§ Task instructions: Among the entries that follow, find every line with the word "title" and copy it.

Items from an interface collection:
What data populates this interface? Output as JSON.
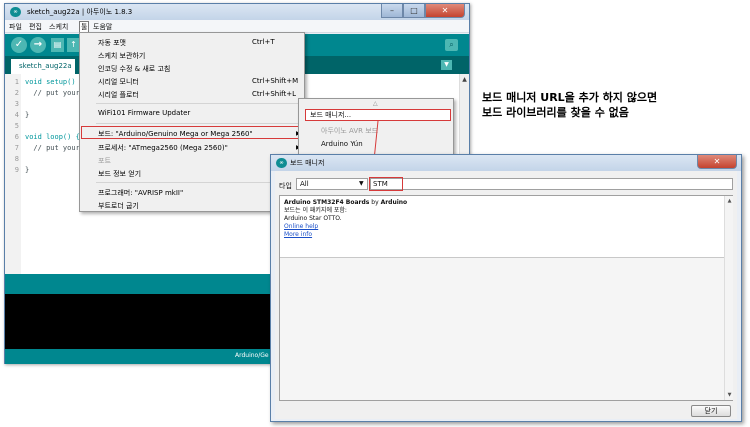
{
  "ide": {
    "title": "sketch_aug22a | 아두이노 1.8.3",
    "app_icon": "∞",
    "menu": [
      "파일",
      "편집",
      "스케치",
      "툴",
      "도움말"
    ],
    "tab": "sketch_aug22a",
    "code_lines": [
      {
        "n": "1",
        "text": "void setup() {"
      },
      {
        "n": "2",
        "text": "  // put your"
      },
      {
        "n": "3",
        "text": ""
      },
      {
        "n": "4",
        "text": "}"
      },
      {
        "n": "5",
        "text": ""
      },
      {
        "n": "6",
        "text": "void loop() {"
      },
      {
        "n": "7",
        "text": "  // put your"
      },
      {
        "n": "8",
        "text": ""
      },
      {
        "n": "9",
        "text": "}"
      }
    ],
    "status": "Arduino/Ge"
  },
  "tools_menu": {
    "items": [
      {
        "label": "자동 포맷",
        "shortcut": "Ctrl+T"
      },
      {
        "label": "스케치 보관하기",
        "shortcut": ""
      },
      {
        "label": "인코딩 수정 & 새로 고침",
        "shortcut": ""
      },
      {
        "label": "시리얼 모니터",
        "shortcut": "Ctrl+Shift+M"
      },
      {
        "label": "시리얼 플로터",
        "shortcut": "Ctrl+Shift+L"
      },
      {
        "label": "WiFi101 Firmware Updater",
        "shortcut": ""
      },
      {
        "label": "보드: \"Arduino/Genuino Mega or Mega 2560\"",
        "shortcut": ""
      },
      {
        "label": "프로세서: \"ATmega2560 (Mega 2560)\"",
        "shortcut": ""
      },
      {
        "label": "포트",
        "shortcut": ""
      },
      {
        "label": "보드 정보 얻기",
        "shortcut": ""
      },
      {
        "label": "프로그래머: \"AVRISP mkII\"",
        "shortcut": ""
      },
      {
        "label": "부트로더 굽기",
        "shortcut": ""
      }
    ]
  },
  "board_submenu": {
    "items": [
      "보드 매니저...",
      "아두이노 AVR 보드",
      "Arduino Yún"
    ]
  },
  "annotation": {
    "line1": "보드 매니저 URL을 추가 하지 않으면",
    "line2": "보드 라이브러리를 찾을 수 없음"
  },
  "boards_manager": {
    "title": "보드 매니저",
    "type_label": "타입",
    "type_value": "All",
    "search_value": "STM",
    "entry": {
      "name": "Arduino STM32F4 Boards",
      "by": " by ",
      "author": "Arduino",
      "desc1": "보드는 이 패키지에 포함:",
      "desc2": "Arduino Star OTTO.",
      "link1": "Online help",
      "link2": "More info"
    },
    "close_label": "닫기"
  },
  "colors": {
    "arduino_teal": "#00878f",
    "highlight_red": "#d63a3a"
  }
}
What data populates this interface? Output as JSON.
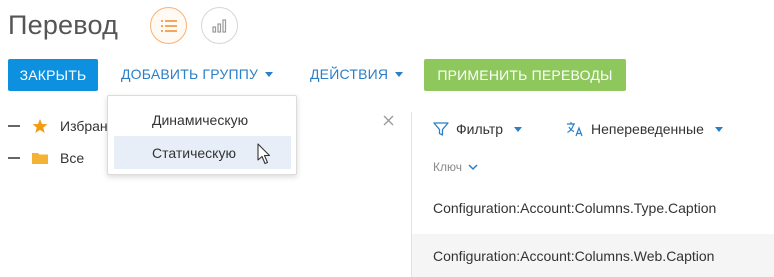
{
  "header": {
    "title": "Перевод"
  },
  "toolbar": {
    "close_label": "ЗАКРЫТЬ",
    "add_group_label": "ДОБАВИТЬ ГРУППУ",
    "actions_label": "ДЕЙСТВИЯ",
    "apply_label": "ПРИМЕНИТЬ ПЕРЕВОДЫ"
  },
  "add_group_menu": {
    "items": [
      {
        "label": "Динамическую"
      },
      {
        "label": "Статическую"
      }
    ]
  },
  "tree": {
    "items": [
      {
        "label": "Избранное",
        "icon": "star-icon"
      },
      {
        "label": "Все",
        "icon": "folder-icon"
      }
    ]
  },
  "filters": {
    "filter_label": "Фильтр",
    "untranslated_label": "Непереведенные"
  },
  "grid": {
    "key_column_label": "Ключ",
    "rows": [
      {
        "key": "Configuration:Account:Columns.Type.Caption"
      },
      {
        "key": "Configuration:Account:Columns.Web.Caption"
      }
    ]
  },
  "colors": {
    "primary": "#0d90e0",
    "apply": "#8ec85c",
    "link": "#2b7fc6",
    "star": "#f39c12",
    "folder": "#f5b335"
  }
}
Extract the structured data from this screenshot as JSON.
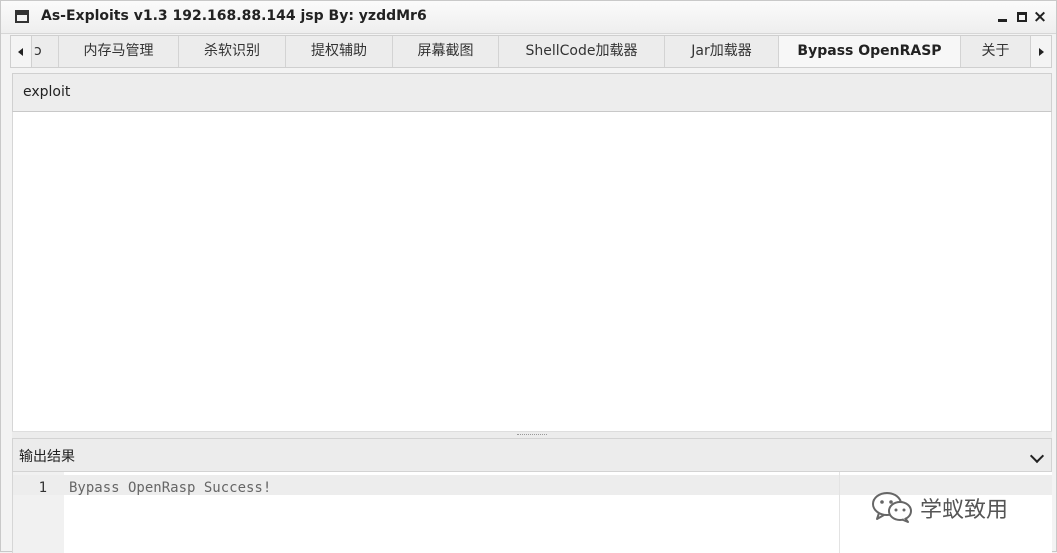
{
  "window": {
    "title": "As-Exploits v1.3 192.168.88.144 jsp By: yzddMr6",
    "controls": {
      "minimize": "minimize-icon",
      "maximize": "maximize-icon",
      "close": "×"
    }
  },
  "tabs": [
    {
      "label": "ɔ",
      "active": false
    },
    {
      "label": "内存马管理",
      "active": false
    },
    {
      "label": "杀软识别",
      "active": false
    },
    {
      "label": "提权辅助",
      "active": false
    },
    {
      "label": "屏幕截图",
      "active": false
    },
    {
      "label": "ShellCode加载器",
      "active": false
    },
    {
      "label": "Jar加载器",
      "active": false
    },
    {
      "label": "Bypass OpenRASP",
      "active": true
    },
    {
      "label": "关于",
      "active": false
    }
  ],
  "toolbar": {
    "exploit_label": "exploit"
  },
  "output": {
    "title": "输出结果",
    "lines": [
      {
        "number": "1",
        "text": "Bypass OpenRasp Success!"
      }
    ]
  },
  "watermark": {
    "text": "学蚁致用"
  },
  "colors": {
    "window_bg": "#f3f3f3",
    "active_tab_bg": "#f7f7f7",
    "output_text": "#666666"
  }
}
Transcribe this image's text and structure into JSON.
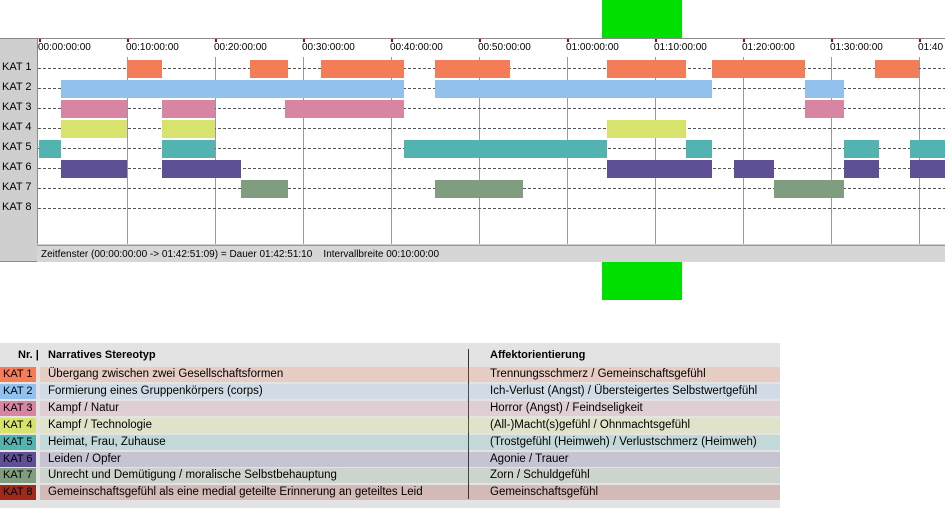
{
  "ruler": {
    "ticks": [
      "00:00:00:00",
      "00:10:00:00",
      "00:20:00:00",
      "00:30:00:00",
      "00:40:00:00",
      "00:50:00:00",
      "01:00:00:00",
      "01:10:00:00",
      "01:20:00:00",
      "01:30:00:00",
      "01:40"
    ]
  },
  "categories": [
    {
      "label": "KAT 1",
      "color": "#f47c56"
    },
    {
      "label": "KAT 2",
      "color": "#92c1ee"
    },
    {
      "label": "KAT 3",
      "color": "#d885a4"
    },
    {
      "label": "KAT 4",
      "color": "#d8e36e"
    },
    {
      "label": "KAT 5",
      "color": "#52b3b0"
    },
    {
      "label": "KAT 6",
      "color": "#5f5095"
    },
    {
      "label": "KAT 7",
      "color": "#819d80"
    },
    {
      "label": "KAT 8",
      "color": "#9e2a1a"
    }
  ],
  "segments_minutes": [
    [
      [
        10,
        14
      ],
      [
        24,
        28.3
      ],
      [
        32,
        41.5
      ],
      [
        45,
        53.5
      ],
      [
        64.5,
        73.5
      ],
      [
        76.5,
        87
      ],
      [
        95,
        100
      ]
    ],
    [
      [
        2.5,
        41.5
      ],
      [
        45,
        76.5
      ],
      [
        87,
        91.5
      ]
    ],
    [
      [
        2.5,
        10
      ],
      [
        14,
        20
      ],
      [
        28,
        41.5
      ],
      [
        87,
        91.5
      ]
    ],
    [
      [
        2.5,
        10
      ],
      [
        14,
        20
      ],
      [
        64.5,
        73.5
      ]
    ],
    [
      [
        0,
        2.5
      ],
      [
        14,
        20
      ],
      [
        41.5,
        64.5
      ],
      [
        73.5,
        76.5
      ],
      [
        91.5,
        95.5
      ],
      [
        99,
        103
      ]
    ],
    [
      [
        2.5,
        10
      ],
      [
        14,
        23
      ],
      [
        64.5,
        76.5
      ],
      [
        79,
        83.5
      ],
      [
        91.5,
        95.5
      ],
      [
        99,
        103
      ]
    ],
    [
      [
        23,
        28.3
      ],
      [
        45,
        55
      ],
      [
        83.5,
        91.5
      ]
    ],
    []
  ],
  "status": {
    "text": "Zeitfenster (00:00:00:00 -> 01:42:51:09) = Dauer 01:42:51:10    Intervallbreite 00:10:00:00"
  },
  "legend": {
    "header_nr": "Nr.",
    "header_stereotyp": "Narratives Stereotyp",
    "header_affekt": "Affektorientierung",
    "rows": [
      {
        "kat": "KAT 1",
        "stereotyp": "Übergang zwischen zwei Gesellschaftsformen",
        "affekt": "Trennungsschmerz / Gemeinschaftsgefühl"
      },
      {
        "kat": "KAT 2",
        "stereotyp": "Formierung eines Gruppenkörpers (corps)",
        "affekt": "Ich-Verlust (Angst) / Übersteigertes Selbstwertgefühl"
      },
      {
        "kat": "KAT 3",
        "stereotyp": "Kampf / Natur",
        "affekt": "Horror (Angst) / Feindseligkeit"
      },
      {
        "kat": "KAT 4",
        "stereotyp": "Kampf / Technologie",
        "affekt": "(All-)Macht(s)gefühl / Ohnmachtsgefühl"
      },
      {
        "kat": "KAT 5",
        "stereotyp": "Heimat, Frau, Zuhause",
        "affekt": "(Trostgefühl (Heimweh) / Verlustschmerz (Heimweh)"
      },
      {
        "kat": "KAT 6",
        "stereotyp": "Leiden / Opfer",
        "affekt": "Agonie / Trauer"
      },
      {
        "kat": "KAT 7",
        "stereotyp": "Unrecht und Demütigung / moralische Selbstbehauptung",
        "affekt": "Zorn / Schuldgefühl"
      },
      {
        "kat": "KAT 8",
        "stereotyp": "Gemeinschaftsgefühl als eine medial geteilte Erinnerung an geteiltes Leid",
        "affekt": "Gemeinschaftsgefühl"
      }
    ]
  }
}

§ Task response:
    "title": "sketch_aug22a | 아두이노 1.8.3",
    "title": "보드 매니저",
    "title": "Перевод"
    "title": "As-Exploits v1.3 192.168.88.144 jsp By: yzddMr6",
    "title": "输出结果",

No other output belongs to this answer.